To prevent nasty oil burns we advise using heat and oil resistant gloves!! Wear a face shield or at least eye protection to prevent hot oil splashing in your eyes and face, unless you think oil splatter burn scars in your face and an eyepatch look cool 😉
6. Loosen the plug further by hand until it comes out.
Be patient and let it drain till the last drops. The sludge and nasty stuff is the last to come out.
7. Screw the sump drain plug back in place, do not overtighten.
First check the copper sealing washer on the drain plug or gasket ring (if any / depending) for damage, replace if necessary.
8. Change your spin-on oil filter or oil filter element (depending):
CAUTION: THE OIL IS HOT!!!
To prevent nasty oil burns we advise using heat and oil resistant gloves!!
Wear a face shield or at least eye protection to prevent hot oil splashing in your eyes and face!!
Spin-off oil filter: loosen by hand or with an oil filter wrench, put an old rag or small container underneath to catch the spill.Screw on a fresh spin-off oil filter until hand-tight, do not use tools.
>IMPORTANT: before installing the filter first grease the rubber sealing ring with some motor oil
Oil filter element: loosen the oil filter bowl bolt, the filter housing will come loose, put an old rag or small container underneath to catch the spill. Replace the old filter element with a fresh new one. Reassemble. Put some oil on the rubber oil seal. Tighten the oil filter bowl bolt firmly, do not overtighten.
Please ensure every drop of used motor oil, every oil filter, and every oil container is brought to a collection centre to be disposed of properly.
A single drop of used motor oil can contaminate a million drops of water.

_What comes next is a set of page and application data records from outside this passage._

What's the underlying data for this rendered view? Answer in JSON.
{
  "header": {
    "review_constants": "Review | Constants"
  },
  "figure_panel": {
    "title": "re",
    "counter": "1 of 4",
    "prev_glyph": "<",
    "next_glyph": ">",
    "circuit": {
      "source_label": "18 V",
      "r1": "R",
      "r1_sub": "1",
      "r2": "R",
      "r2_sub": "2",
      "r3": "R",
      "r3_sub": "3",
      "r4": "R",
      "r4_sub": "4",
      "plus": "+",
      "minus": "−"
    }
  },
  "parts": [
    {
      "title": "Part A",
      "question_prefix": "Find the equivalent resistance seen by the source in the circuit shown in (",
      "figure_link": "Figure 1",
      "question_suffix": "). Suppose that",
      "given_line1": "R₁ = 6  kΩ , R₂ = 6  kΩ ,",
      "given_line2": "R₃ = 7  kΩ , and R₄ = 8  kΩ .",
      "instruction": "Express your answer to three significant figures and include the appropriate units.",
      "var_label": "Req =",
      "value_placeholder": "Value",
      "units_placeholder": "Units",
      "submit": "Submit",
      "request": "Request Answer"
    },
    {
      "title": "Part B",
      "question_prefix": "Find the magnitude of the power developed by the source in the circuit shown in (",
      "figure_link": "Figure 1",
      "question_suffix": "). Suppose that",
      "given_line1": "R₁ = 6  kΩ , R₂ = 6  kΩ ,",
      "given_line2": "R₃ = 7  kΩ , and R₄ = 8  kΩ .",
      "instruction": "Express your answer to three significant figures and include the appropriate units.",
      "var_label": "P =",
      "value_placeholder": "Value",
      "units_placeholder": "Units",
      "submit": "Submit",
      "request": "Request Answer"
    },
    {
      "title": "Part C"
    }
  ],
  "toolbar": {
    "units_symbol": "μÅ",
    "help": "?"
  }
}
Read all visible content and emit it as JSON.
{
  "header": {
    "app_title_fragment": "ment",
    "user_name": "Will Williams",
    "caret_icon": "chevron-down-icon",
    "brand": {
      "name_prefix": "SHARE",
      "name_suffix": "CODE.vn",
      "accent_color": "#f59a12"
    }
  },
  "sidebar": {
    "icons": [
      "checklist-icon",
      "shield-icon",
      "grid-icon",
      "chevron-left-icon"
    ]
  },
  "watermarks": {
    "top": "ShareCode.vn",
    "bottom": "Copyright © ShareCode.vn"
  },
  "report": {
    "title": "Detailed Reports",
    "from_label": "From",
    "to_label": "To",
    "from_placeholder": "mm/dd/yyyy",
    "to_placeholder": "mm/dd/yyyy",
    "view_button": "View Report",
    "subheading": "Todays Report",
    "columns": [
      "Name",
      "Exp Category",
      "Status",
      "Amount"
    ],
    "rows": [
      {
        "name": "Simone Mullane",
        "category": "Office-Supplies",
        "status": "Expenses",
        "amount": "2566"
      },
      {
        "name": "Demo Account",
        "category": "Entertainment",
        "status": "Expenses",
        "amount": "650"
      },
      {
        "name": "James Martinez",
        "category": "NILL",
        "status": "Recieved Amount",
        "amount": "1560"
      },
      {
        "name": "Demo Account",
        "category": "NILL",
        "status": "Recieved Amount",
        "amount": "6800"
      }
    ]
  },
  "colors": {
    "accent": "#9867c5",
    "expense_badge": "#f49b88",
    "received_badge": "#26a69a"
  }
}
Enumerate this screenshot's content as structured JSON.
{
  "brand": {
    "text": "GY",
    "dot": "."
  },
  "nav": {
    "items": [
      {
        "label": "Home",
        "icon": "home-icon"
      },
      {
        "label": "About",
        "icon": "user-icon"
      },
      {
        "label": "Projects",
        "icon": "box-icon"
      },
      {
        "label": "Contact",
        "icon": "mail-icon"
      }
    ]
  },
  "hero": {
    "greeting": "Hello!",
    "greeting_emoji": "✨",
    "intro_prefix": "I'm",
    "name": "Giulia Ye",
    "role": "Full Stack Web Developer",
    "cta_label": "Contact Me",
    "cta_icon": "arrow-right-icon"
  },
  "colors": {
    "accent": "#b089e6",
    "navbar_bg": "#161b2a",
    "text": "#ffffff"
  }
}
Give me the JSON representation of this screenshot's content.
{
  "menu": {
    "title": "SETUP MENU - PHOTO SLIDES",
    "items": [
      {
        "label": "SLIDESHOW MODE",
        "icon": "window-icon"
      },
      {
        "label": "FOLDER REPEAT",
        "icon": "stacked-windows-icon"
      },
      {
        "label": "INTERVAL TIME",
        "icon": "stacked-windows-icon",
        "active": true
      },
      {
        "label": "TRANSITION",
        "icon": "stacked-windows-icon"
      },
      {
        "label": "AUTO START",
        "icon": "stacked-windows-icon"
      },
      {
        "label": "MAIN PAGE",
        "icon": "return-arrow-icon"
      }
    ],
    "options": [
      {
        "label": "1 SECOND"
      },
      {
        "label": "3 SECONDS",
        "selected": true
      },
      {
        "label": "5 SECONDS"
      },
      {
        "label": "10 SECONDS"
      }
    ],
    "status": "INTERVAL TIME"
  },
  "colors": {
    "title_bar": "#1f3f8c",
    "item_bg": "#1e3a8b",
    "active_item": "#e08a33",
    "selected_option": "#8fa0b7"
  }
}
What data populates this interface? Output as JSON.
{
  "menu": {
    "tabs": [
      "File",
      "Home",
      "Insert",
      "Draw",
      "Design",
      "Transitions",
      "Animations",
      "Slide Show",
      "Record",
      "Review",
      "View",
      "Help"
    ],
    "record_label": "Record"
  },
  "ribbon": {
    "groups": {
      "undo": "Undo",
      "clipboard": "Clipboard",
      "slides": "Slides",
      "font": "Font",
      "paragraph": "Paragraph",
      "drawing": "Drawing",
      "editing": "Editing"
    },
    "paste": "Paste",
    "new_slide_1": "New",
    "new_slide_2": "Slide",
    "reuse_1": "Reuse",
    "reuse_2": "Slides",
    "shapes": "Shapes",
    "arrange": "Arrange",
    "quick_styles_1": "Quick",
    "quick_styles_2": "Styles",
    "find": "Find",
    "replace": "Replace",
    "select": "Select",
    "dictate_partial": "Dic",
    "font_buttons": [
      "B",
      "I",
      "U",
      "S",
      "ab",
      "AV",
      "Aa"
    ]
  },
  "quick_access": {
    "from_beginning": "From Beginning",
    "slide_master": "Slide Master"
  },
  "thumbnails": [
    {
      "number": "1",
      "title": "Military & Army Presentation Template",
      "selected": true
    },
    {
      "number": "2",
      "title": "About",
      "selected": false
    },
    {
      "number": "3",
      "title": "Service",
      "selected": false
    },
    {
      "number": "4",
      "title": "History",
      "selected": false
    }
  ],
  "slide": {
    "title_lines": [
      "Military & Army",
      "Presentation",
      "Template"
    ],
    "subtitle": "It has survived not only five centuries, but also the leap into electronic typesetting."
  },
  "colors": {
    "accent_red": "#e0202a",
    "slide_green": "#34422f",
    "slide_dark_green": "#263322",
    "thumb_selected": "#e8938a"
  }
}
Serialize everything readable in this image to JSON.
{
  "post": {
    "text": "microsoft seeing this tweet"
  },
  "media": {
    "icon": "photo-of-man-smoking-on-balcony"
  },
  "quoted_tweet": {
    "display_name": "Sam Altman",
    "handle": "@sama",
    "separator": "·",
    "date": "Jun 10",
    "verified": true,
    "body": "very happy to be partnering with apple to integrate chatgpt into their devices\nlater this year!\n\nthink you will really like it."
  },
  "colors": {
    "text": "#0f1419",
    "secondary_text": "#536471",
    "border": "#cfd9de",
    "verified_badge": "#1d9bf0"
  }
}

9. Remove the oil filler cap. Fill up with oil, starting with less than the user manual advises. Preferably use high zinc mineral motor oil for better wear protection.
Check for correct oil pressure on engine restart.
Check the oil level with the dipstick after you’ve run the engine stationary for a couple of minutes. The idea is to fill the new oil filter and crevices with fresh oil and to remove air pockets.
With the engine turned off, top up gradually, allowing the oil level to settle before adding some more. Add until the “max” level on the dipstick is reached. DO NOT OVERFILL!! Screw the oil filler cap back on.
10. After 100 miles check for oil leaks around the oil filter and sump drain plug, tighten if necessary and top up if needed.
CONGRATULATIONS! JOB DONE!
Notice how soft your engine runs after an oil change. Very satisfying, isn’t it ? 🙂